#### Exercise requirements:
Check every line of the data below for "level". Copy each one that has it.

Web page and app entries

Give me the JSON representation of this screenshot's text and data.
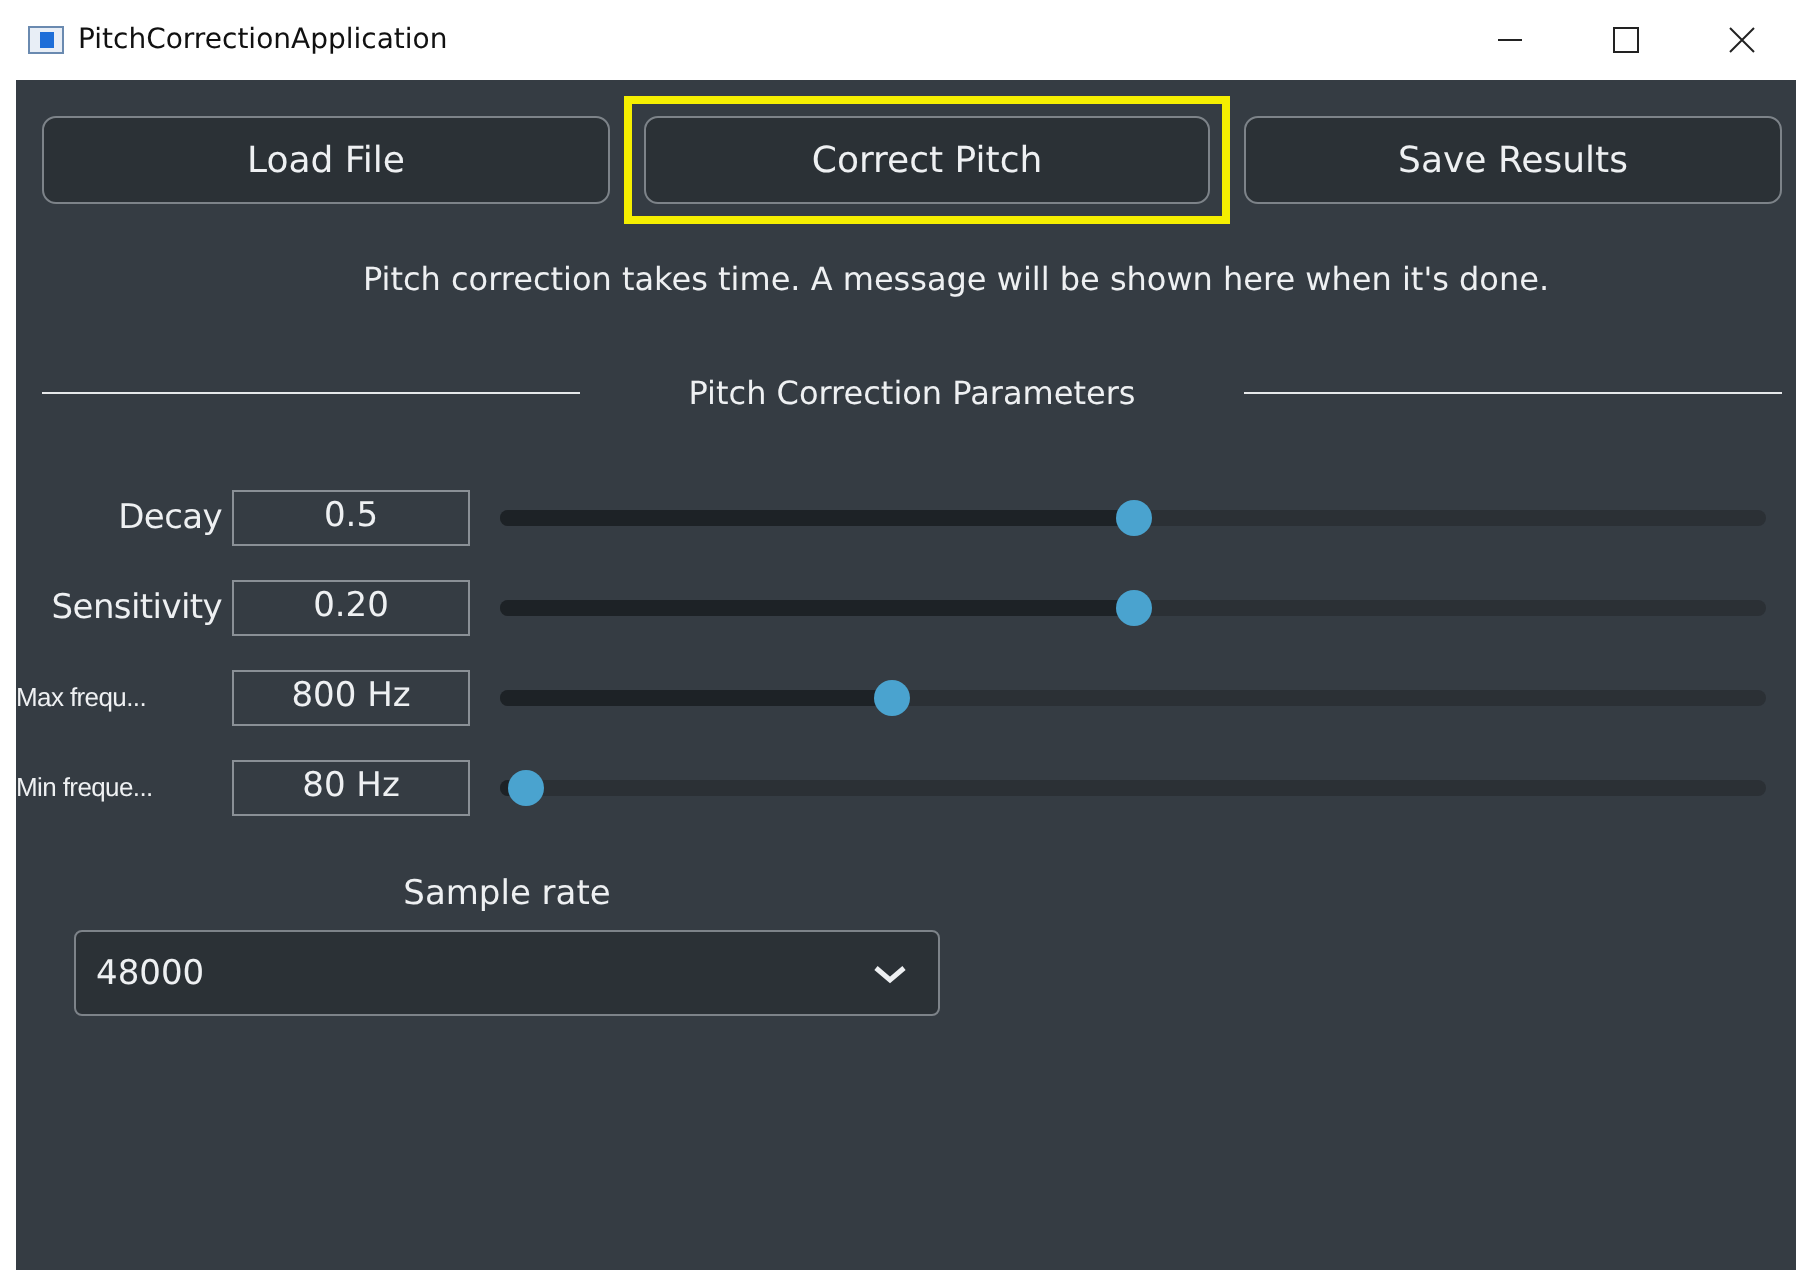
{
  "window": {
    "title": "PitchCorrectionApplication"
  },
  "buttons": [
    {
      "label": "Load File",
      "highlighted": false
    },
    {
      "label": "Correct Pitch",
      "highlighted": true
    },
    {
      "label": "Save Results",
      "highlighted": false
    }
  ],
  "message": "Pitch correction takes time. A message will be shown here when it's done.",
  "section_title": "Pitch Correction Parameters",
  "parameters": [
    {
      "name": "Decay",
      "value": "0.5",
      "level": 0.5,
      "small": false
    },
    {
      "name": "Sensitivity",
      "value": "0.20",
      "level": 0.5,
      "small": false
    },
    {
      "name": "Max frequ...",
      "value": "800 Hz",
      "level": 0.31,
      "small": true
    },
    {
      "name": "Min freque...",
      "value": "80 Hz",
      "level": 0.02,
      "small": true
    }
  ],
  "sample_rate": {
    "label": "Sample rate",
    "value": "48000"
  }
}
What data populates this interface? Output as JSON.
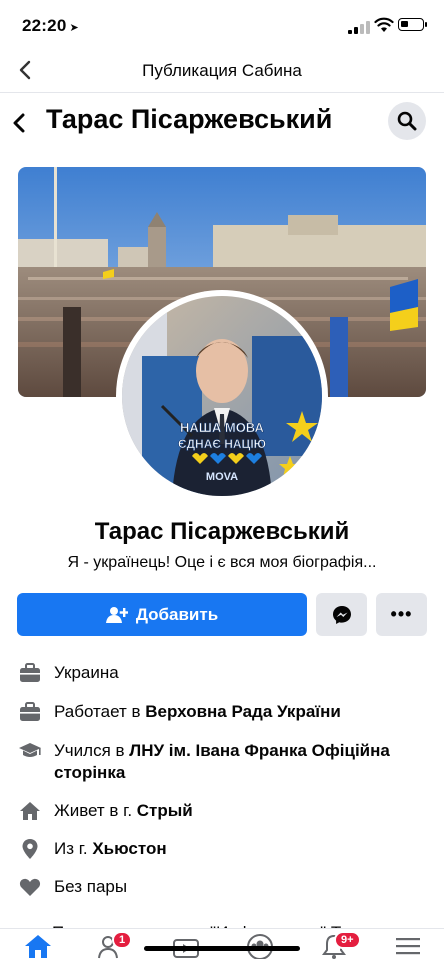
{
  "status": {
    "time": "22:20"
  },
  "nav": {
    "title": "Публикация Сабина"
  },
  "profile": {
    "header_name": "Тарас Пісаржевський",
    "name": "Тарас Пісаржевський",
    "bio": "Я - українець! Оце і є вся моя біографія...",
    "avatar_caption_line1": "НАША МОВА",
    "avatar_caption_line2": "ЄДНАЄ НАЦІЮ",
    "avatar_caption_line3": "MOVA"
  },
  "actions": {
    "add_label": "Добавить"
  },
  "intro": [
    {
      "icon": "briefcase-icon",
      "plain": "Украина",
      "bold": ""
    },
    {
      "icon": "briefcase-icon",
      "plain": "Работает в ",
      "bold": "Верховна Рада України"
    },
    {
      "icon": "graduation-cap-icon",
      "plain": "Учился в ",
      "bold": "ЛНУ ім. Івана Франка Офіційна сторінка"
    },
    {
      "icon": "home-icon",
      "plain": "Живет в г. ",
      "bold": "Стрый"
    },
    {
      "icon": "location-pin-icon",
      "plain": "Из г. ",
      "bold": "Хьюстон"
    },
    {
      "icon": "heart-icon",
      "plain": "Без пары",
      "bold": ""
    }
  ],
  "cut_text": "Посмотреть раздел \"Информация\" Тарас",
  "tabs": {
    "friends_badge": "1",
    "notifications_badge": "9+"
  },
  "colors": {
    "accent": "#1877f2",
    "badge": "#e41e3f",
    "button_bg": "#e4e6eb"
  }
}
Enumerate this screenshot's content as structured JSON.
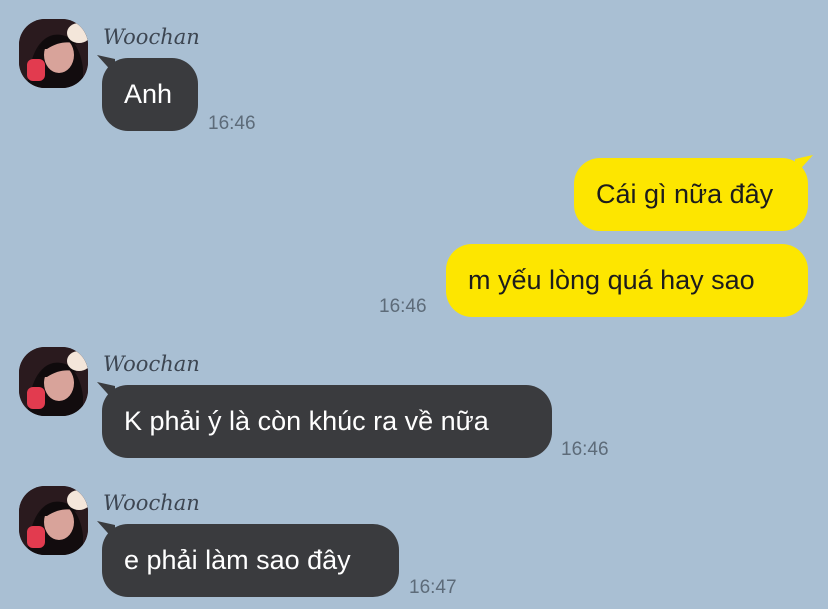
{
  "chat": {
    "messages": [
      {
        "direction": "incoming",
        "sender": "Woochan",
        "text": "Anh",
        "time": "16:46"
      },
      {
        "direction": "outgoing",
        "text": "Cái gì nữa đây",
        "time": ""
      },
      {
        "direction": "outgoing",
        "text": "m yếu lòng quá hay sao",
        "time": "16:46"
      },
      {
        "direction": "incoming",
        "sender": "Woochan",
        "text": "K phải ý là còn khúc ra về nữa",
        "time": "16:46"
      },
      {
        "direction": "incoming",
        "sender": "Woochan",
        "text": "e phải làm sao đây",
        "time": "16:47"
      }
    ]
  },
  "colors": {
    "background": "#a9bfd3",
    "incoming_bubble": "#3a3b3e",
    "outgoing_bubble": "#fde600",
    "timestamp": "#5d6b79"
  }
}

#### Response area:
      "level": 0.5,
      "level": 0.5,
      "level": 0.31,
      "level": 0.02,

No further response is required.